The impetus to celebrate the glories of the Hudson Valley began before Thomas Cole with painters such as Thomas Doughty, Thomas Chambers, and Jasper Francis Cropsey, but it was Cole, with his literary and dramatic instincts and his years of European study who made the most coherent and articulated case for a new art for a new land. With Asher B. Durand, he did much to revolutionize not only the styles and themes of American painting, but the methods as well. Cole sketched from nature--frequently dramatic vistas in the Catskills or White Mountains--and then returned to his studio to compose his large scale canvasses, alive with tactile brushwork and atmospheric lighting that seemed to breathe.
Luminists & Late Romantics The influence of the Hudson River School was carried into the mid-19th century by artists like John Frederick Kensett and Martin Johnson Heade, who came to be known as Luminists because of their experiments with the effects of light on water and sky, and by Frederic Edwin Church. Church based himself in his Persian-style home named Olana, with its panoramic view of the Hudson River and the Catskills, but he sought more extensive horizons for his canvasses. Like Walt Whitman, he tried to contain multitudes. He traveled the globe, painting scenery from the Hudson Valley to the American West to the Andes, the Amazon, and the Arctic, and he laid the foundation for the post-Civil War generation of landscape painters, among them Albert Bierstadt and George Inness.

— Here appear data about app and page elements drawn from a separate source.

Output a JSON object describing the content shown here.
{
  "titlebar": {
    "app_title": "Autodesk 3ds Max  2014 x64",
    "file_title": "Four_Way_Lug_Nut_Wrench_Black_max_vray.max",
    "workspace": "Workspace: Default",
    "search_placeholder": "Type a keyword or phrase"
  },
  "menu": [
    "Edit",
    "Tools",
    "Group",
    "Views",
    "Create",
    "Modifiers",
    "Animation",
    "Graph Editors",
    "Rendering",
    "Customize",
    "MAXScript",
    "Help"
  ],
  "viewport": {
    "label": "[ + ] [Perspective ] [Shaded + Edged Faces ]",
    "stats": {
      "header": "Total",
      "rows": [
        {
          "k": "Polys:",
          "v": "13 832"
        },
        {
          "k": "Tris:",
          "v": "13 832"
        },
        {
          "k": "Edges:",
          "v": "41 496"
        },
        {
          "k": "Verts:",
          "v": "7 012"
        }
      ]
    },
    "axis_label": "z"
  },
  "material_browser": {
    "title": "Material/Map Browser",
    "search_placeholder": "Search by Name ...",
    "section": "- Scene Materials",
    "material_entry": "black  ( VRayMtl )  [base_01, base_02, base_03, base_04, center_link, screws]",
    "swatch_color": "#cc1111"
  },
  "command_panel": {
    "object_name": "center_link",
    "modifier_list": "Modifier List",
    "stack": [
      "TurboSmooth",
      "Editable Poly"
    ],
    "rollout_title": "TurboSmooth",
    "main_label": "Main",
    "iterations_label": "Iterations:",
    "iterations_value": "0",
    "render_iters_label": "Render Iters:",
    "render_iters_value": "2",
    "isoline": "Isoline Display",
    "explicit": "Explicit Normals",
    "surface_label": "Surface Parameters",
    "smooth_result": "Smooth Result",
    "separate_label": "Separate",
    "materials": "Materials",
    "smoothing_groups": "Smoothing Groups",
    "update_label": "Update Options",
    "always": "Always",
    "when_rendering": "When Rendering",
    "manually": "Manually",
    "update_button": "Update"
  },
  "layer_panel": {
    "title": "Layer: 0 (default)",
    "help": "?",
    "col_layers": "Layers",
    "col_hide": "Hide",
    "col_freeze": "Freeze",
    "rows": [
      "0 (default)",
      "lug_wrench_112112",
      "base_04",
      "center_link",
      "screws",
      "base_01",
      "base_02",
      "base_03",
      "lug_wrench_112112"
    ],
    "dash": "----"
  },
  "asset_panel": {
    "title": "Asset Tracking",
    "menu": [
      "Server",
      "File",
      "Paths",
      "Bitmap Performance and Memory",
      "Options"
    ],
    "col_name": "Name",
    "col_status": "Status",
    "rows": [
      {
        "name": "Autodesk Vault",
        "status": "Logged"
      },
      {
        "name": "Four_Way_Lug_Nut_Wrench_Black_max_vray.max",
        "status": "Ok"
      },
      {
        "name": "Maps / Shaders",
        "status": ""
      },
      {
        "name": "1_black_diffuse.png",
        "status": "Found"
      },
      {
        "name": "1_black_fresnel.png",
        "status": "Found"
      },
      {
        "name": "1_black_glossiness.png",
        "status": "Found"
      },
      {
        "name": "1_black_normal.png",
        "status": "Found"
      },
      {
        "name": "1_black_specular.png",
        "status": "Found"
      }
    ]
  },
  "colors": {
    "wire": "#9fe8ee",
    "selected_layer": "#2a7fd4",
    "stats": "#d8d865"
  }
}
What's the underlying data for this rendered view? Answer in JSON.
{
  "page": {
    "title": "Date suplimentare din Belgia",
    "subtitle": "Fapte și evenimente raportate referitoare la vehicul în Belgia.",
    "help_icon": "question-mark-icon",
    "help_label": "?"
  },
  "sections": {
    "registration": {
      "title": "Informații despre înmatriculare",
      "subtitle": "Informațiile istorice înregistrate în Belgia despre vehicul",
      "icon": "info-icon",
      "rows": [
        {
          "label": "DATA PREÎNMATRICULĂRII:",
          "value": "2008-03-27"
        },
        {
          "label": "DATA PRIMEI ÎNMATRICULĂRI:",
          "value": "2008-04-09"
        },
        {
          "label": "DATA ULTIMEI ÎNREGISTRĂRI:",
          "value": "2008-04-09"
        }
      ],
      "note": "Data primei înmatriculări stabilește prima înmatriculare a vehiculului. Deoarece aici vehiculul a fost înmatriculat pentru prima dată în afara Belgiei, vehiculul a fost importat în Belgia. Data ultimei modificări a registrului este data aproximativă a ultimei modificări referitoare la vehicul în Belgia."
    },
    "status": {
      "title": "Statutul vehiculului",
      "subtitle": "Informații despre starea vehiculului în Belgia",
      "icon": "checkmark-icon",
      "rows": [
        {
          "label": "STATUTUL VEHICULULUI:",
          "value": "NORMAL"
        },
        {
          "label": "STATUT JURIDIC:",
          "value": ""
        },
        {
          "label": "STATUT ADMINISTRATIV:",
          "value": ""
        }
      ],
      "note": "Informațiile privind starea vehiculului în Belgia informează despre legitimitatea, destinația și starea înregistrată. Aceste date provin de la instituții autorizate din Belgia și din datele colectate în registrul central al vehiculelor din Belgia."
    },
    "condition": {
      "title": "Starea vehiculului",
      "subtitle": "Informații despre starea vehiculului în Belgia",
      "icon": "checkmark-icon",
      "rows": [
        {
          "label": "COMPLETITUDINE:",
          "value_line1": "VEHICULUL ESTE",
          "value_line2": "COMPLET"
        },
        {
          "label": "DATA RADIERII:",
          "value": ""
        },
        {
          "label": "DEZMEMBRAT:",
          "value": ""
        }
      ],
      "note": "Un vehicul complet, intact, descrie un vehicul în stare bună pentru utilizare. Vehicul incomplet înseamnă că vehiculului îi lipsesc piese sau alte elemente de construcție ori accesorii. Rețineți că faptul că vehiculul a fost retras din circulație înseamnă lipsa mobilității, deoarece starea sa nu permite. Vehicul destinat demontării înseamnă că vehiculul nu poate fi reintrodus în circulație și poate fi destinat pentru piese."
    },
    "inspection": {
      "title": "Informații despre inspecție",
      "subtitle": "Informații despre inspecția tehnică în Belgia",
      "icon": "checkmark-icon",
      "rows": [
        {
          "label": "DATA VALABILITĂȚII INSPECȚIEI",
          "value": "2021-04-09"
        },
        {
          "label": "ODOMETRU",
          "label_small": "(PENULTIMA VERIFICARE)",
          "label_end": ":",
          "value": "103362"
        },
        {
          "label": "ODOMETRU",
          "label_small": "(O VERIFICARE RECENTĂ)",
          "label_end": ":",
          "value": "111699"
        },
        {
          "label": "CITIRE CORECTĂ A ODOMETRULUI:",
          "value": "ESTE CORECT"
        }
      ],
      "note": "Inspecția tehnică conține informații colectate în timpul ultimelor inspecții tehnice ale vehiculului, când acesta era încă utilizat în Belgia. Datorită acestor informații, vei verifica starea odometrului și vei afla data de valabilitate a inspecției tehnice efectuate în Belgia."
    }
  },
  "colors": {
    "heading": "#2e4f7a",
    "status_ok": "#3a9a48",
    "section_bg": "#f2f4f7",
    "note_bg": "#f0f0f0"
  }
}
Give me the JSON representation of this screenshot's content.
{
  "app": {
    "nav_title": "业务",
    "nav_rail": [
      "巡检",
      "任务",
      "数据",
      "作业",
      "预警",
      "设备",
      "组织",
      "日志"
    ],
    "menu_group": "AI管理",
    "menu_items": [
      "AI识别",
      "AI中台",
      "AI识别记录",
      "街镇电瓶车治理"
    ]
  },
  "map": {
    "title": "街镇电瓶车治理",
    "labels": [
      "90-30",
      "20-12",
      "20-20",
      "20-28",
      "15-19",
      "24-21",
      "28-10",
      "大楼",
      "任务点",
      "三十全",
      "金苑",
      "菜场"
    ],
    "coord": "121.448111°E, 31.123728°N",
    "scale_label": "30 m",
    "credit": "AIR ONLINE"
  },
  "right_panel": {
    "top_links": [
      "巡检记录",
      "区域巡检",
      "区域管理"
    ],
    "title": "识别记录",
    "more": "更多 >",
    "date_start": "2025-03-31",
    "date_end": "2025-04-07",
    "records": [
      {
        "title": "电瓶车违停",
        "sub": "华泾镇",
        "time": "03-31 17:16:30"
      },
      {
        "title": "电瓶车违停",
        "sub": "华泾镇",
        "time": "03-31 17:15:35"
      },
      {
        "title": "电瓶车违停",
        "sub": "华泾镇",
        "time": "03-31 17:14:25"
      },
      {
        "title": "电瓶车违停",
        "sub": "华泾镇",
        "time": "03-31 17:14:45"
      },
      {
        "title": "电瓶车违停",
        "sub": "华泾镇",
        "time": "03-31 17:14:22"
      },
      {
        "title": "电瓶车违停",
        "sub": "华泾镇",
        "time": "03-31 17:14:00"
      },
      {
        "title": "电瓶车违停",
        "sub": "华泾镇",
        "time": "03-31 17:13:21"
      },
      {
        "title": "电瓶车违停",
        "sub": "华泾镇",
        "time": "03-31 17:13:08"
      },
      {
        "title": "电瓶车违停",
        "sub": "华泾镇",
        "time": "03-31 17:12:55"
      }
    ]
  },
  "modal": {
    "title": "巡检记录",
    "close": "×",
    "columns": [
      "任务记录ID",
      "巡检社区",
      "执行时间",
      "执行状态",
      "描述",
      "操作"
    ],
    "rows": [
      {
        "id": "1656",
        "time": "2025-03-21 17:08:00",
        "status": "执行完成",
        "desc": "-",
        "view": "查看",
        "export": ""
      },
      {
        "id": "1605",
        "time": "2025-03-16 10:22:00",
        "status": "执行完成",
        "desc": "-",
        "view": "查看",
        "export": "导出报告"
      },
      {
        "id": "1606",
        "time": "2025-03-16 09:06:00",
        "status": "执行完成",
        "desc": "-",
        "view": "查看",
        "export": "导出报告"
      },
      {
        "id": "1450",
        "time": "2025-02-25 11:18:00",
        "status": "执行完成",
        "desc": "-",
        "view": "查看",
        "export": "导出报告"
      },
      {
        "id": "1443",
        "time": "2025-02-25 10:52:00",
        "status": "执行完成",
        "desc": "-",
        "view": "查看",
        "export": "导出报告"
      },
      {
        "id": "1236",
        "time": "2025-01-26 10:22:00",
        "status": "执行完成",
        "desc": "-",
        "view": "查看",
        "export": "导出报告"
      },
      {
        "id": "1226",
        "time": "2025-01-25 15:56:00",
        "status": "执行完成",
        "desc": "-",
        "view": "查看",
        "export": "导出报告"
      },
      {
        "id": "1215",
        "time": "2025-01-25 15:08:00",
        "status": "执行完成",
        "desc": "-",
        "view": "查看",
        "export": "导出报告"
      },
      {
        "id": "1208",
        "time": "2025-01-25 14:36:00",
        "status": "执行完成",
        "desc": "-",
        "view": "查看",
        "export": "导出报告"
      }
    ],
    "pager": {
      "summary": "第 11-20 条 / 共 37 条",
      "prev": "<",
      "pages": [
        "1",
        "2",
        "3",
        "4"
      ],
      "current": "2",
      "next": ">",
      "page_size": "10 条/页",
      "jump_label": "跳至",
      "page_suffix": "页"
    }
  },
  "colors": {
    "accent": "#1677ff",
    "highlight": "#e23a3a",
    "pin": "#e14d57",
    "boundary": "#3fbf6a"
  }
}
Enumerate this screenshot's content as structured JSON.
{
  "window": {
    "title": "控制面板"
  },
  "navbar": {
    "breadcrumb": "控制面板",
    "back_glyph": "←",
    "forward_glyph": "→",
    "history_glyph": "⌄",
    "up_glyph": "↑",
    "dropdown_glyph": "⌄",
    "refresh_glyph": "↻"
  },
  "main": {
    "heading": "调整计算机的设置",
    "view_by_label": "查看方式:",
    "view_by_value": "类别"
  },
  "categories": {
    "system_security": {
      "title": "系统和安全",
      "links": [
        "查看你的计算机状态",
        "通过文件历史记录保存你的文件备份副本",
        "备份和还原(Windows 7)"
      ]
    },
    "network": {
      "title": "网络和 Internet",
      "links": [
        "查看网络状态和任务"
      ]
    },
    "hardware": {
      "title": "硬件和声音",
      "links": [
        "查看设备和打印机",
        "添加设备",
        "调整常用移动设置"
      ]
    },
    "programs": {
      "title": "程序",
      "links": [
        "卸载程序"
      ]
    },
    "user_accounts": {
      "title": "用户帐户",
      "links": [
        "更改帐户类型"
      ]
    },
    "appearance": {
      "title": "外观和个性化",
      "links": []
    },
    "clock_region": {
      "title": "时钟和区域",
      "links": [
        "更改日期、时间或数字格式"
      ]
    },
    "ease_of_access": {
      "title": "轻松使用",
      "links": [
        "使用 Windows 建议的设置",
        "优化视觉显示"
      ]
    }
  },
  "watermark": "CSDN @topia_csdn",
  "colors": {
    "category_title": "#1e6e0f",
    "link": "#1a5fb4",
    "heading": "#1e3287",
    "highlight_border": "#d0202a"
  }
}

A painting which has become a virtual emblem for the Hudson River School is the dramatic 46" x 36" canvas by Asher B. Durand called Kindred Spirits. Durand depicts himself, together with Cole, on a rocky promontory in serene contemplation of the scene before them: the gorge with its running stream, the gossamer Catskill mists shimmering in a palette of subtle colors, framed by foliage. In the foreground stands one of the Hudson River School's famous symbols, in this case a broken tree stump, which Cole called a "memento mori"--a reminder that life is fragile and impermanent; only Nature and the Divine within the Human Soul are eternal. Tiny as the human beings are in this composition, they are nevertheless elevated by the grandeur of the landscape with which they are in harmony. As Cole and Durand firmly believed, if the American landscape was a new Garden of Eden, then it was they, as artists, who kept the keys of entry.
--Thomas Hampson and Carla Maria Verdino-Süllwold, PBS I Hear America Singing